What the exercise asks:
Wherever the string "icon" shows up in the material below, copy that line.

Information given:
----------

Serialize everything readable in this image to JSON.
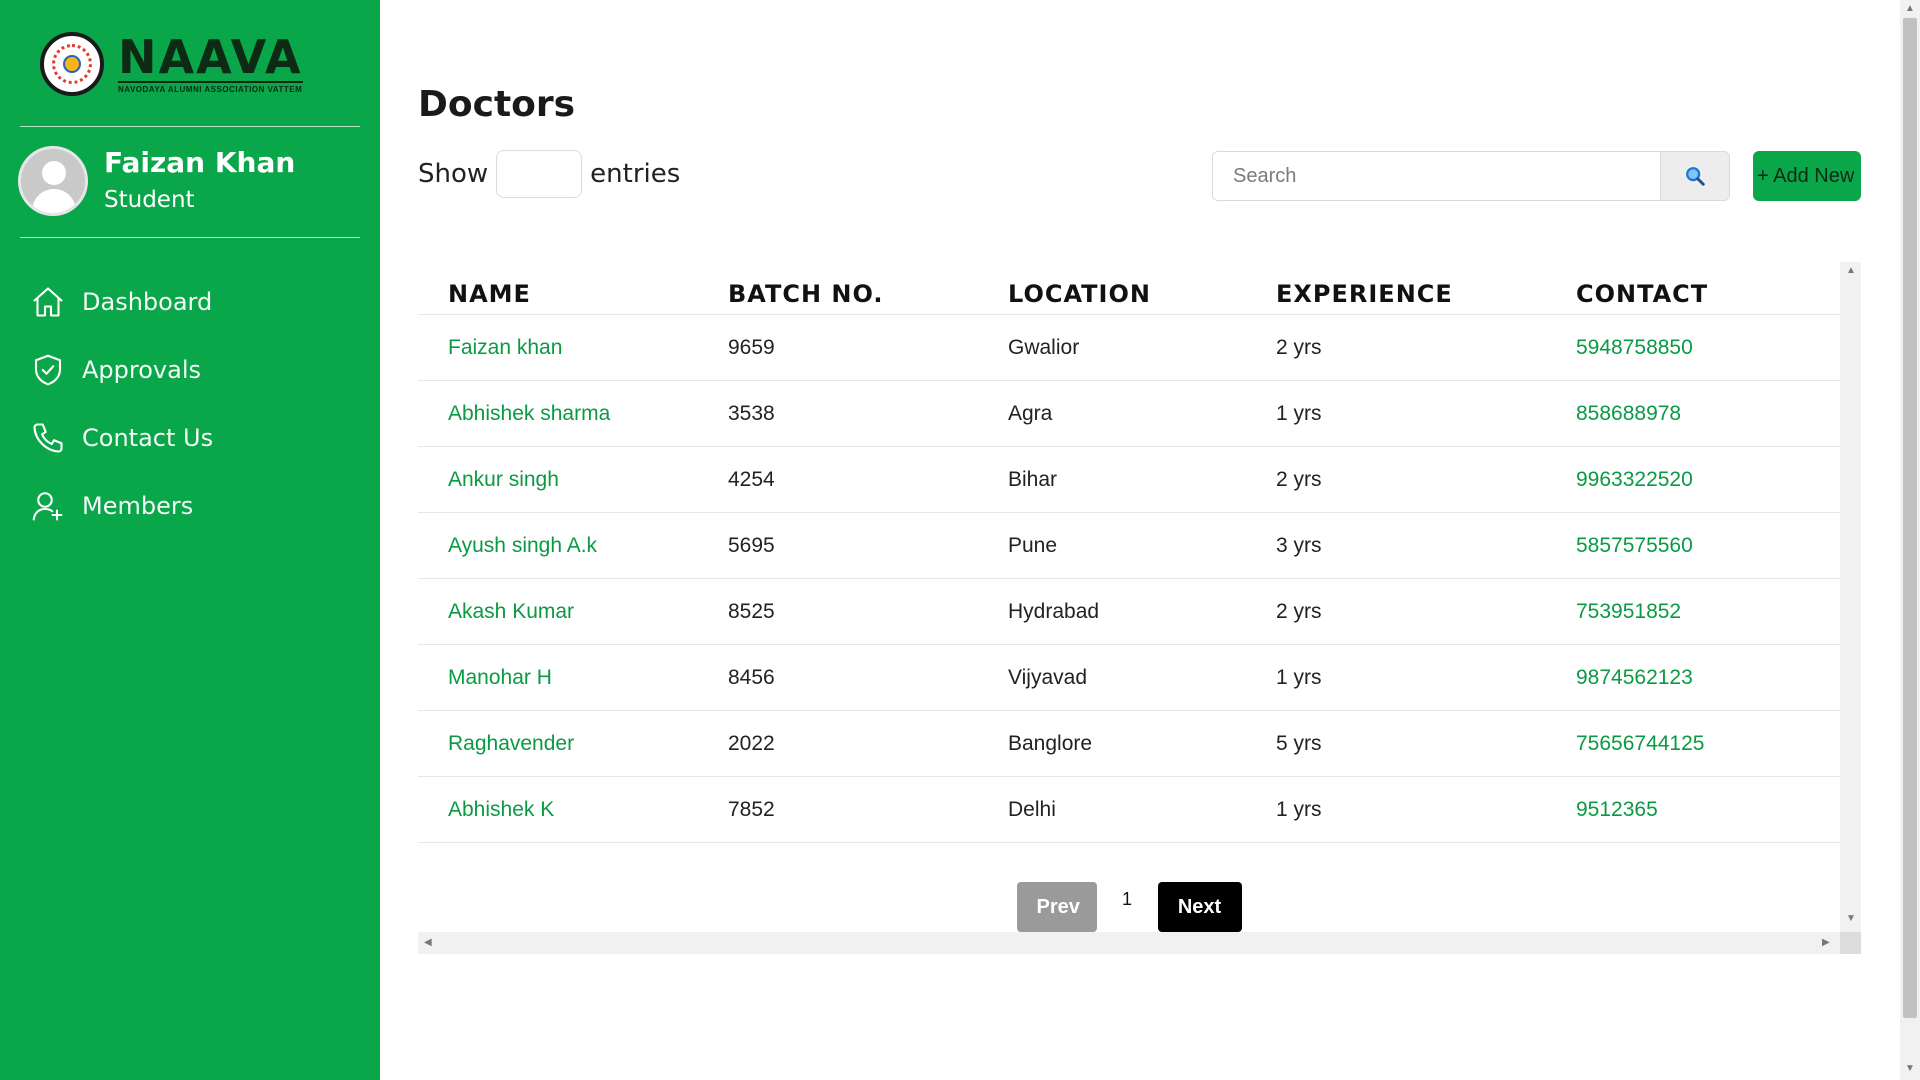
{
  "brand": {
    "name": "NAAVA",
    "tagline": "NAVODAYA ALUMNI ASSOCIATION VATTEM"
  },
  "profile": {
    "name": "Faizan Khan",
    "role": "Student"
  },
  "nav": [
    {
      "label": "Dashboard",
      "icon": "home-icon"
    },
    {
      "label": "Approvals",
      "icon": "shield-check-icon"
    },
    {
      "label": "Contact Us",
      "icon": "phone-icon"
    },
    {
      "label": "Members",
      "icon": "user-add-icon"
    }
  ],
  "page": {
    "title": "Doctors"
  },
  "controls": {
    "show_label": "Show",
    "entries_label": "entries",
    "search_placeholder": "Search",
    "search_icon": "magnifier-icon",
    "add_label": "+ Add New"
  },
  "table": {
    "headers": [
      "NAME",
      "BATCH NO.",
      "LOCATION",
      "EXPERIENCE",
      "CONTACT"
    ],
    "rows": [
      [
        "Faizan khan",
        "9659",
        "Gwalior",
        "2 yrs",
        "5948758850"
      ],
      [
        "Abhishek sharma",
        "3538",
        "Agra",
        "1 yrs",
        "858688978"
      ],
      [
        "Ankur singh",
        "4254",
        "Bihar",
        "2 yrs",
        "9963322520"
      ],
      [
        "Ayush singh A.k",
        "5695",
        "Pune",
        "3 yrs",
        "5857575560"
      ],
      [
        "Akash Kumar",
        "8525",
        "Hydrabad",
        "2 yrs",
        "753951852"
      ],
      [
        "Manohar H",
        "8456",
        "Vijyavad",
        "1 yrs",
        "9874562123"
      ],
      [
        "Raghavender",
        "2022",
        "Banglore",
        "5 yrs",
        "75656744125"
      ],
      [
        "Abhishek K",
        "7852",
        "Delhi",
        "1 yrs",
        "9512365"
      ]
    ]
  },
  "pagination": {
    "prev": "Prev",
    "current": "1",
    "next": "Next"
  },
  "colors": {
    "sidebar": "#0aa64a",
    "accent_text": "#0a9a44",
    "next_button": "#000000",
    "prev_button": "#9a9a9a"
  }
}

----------

Answer box:
      "icon": "home-icon"
      "icon": "shield-check-icon"
      "icon": "phone-icon"
      "icon": "user-add-icon"
    "search_icon": "magnifier-icon",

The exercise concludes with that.